Tonight, in partnership with the family of the late Vancouver sports writer Jason Botchford and various local media members, the Vancouver Canucks will host three aspiring young sports journalists as they kick off the second year of the Botchford Project initiative.
Jason Botchford passed away suddenly at the age of 48 back in April of 2019 after an accidental overdose of cocaine and fentanyl.
Botchford left behind three young children and his wife Kathryn, who is the person ultimately responsible for selecting the candidates for the Botchford Project initiative, keeping Jason’s legacy of helping aspiring young journalists alive and well.
The three chosen recipients — Lachlan Irvine, Clarissa Sabile, and Arash Memarzadeh — will attend morning skate at Rogers Arena this morning and return at night to watch the Canucks take on the Edmonton Oilers at 7 PM tonight.
“Despite a literal global pandemic and personal stress with nearing graduation, I found myself grounded through learning about sports media and recently cheering for the Canucks online,” said Clarissa Sabile, who also runs the social media accounts for the prestigious Canucks blog CanucksArmy.com. “I felt supported by writers and fellow fans alike, learning how to cover my favourite team in a colloquial, honest and educational style as Botch did. I am not only grateful to be selected as a recipient for the Botchford Project this year, but inspired and excited for what’s to come.”
Last year, recipients of the Botchford Project followed the same schedule, but with access to players and coaches being done entirely over Zoom due to concerns surrounding the coronavirus, the Botchford Project is going to look a little bit different this year.
After taking in morning skate and the game itself, the recipients will then write a story each that will be published on the Canucks’ main website.

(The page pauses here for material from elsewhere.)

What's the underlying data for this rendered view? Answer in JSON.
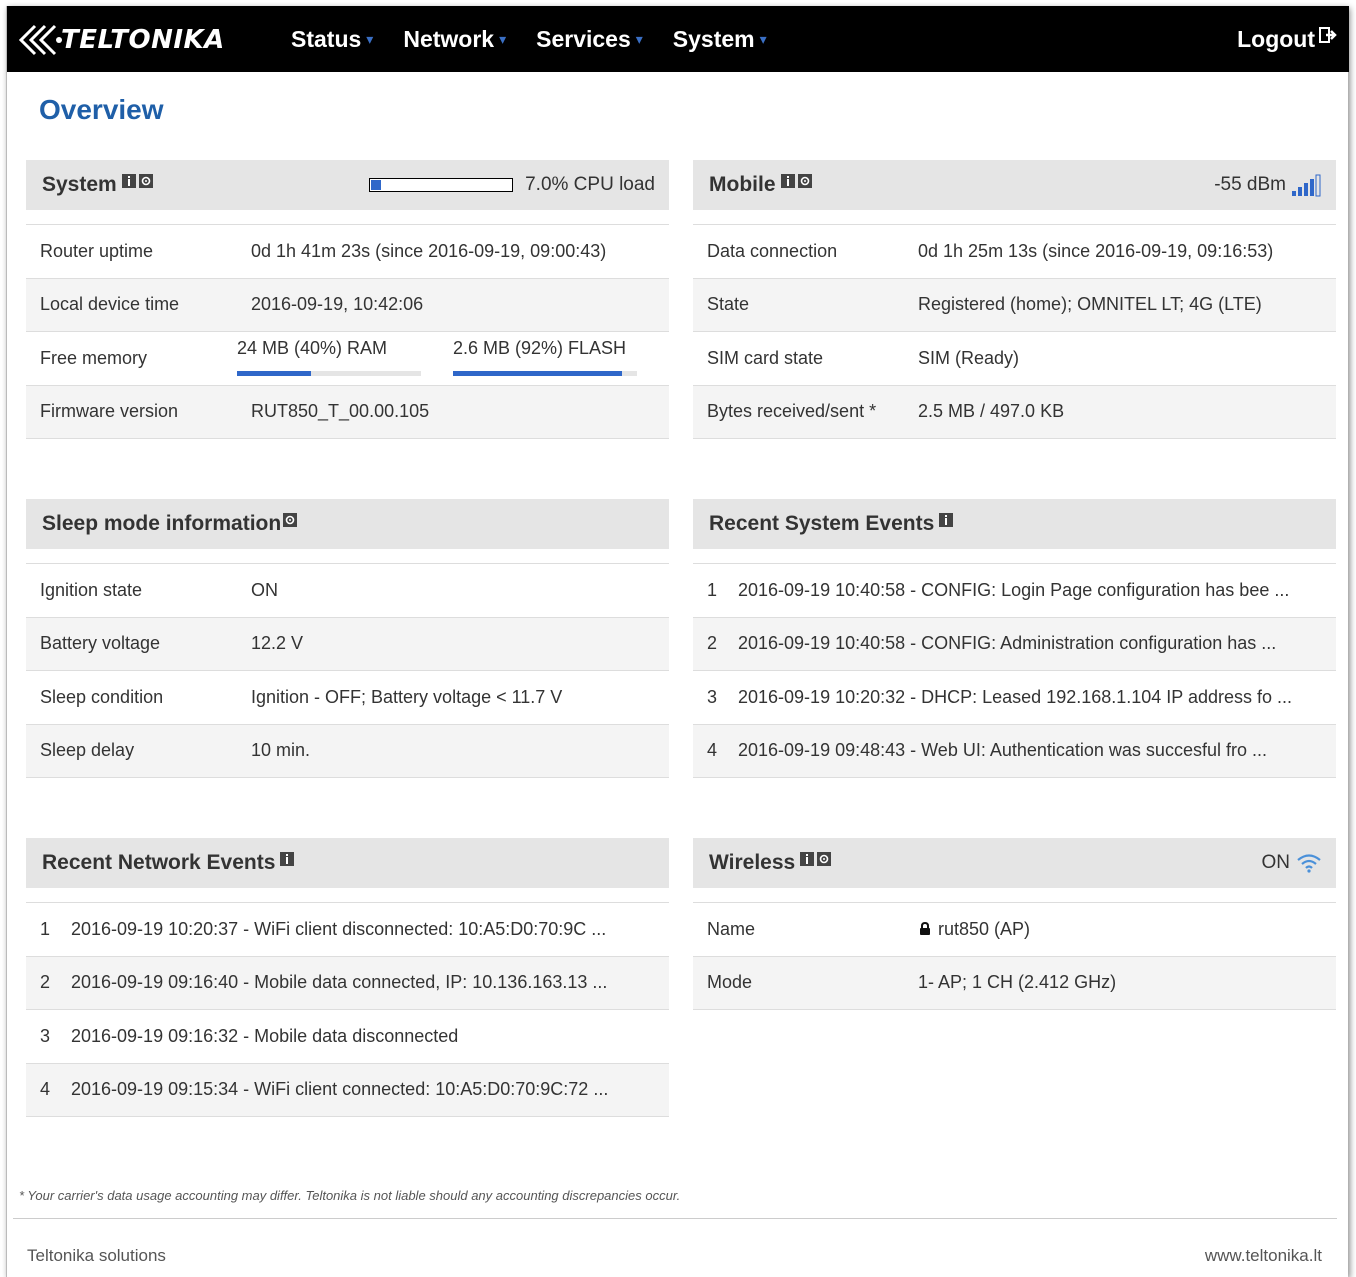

This initiative is all about gaining experience, getting your foot in the door, and gaining advice from the top dogs in the Vancouver Canucks media scene, and it’s simply wonderful that COVID-19 didn’t bring the Botchford Project to a halt.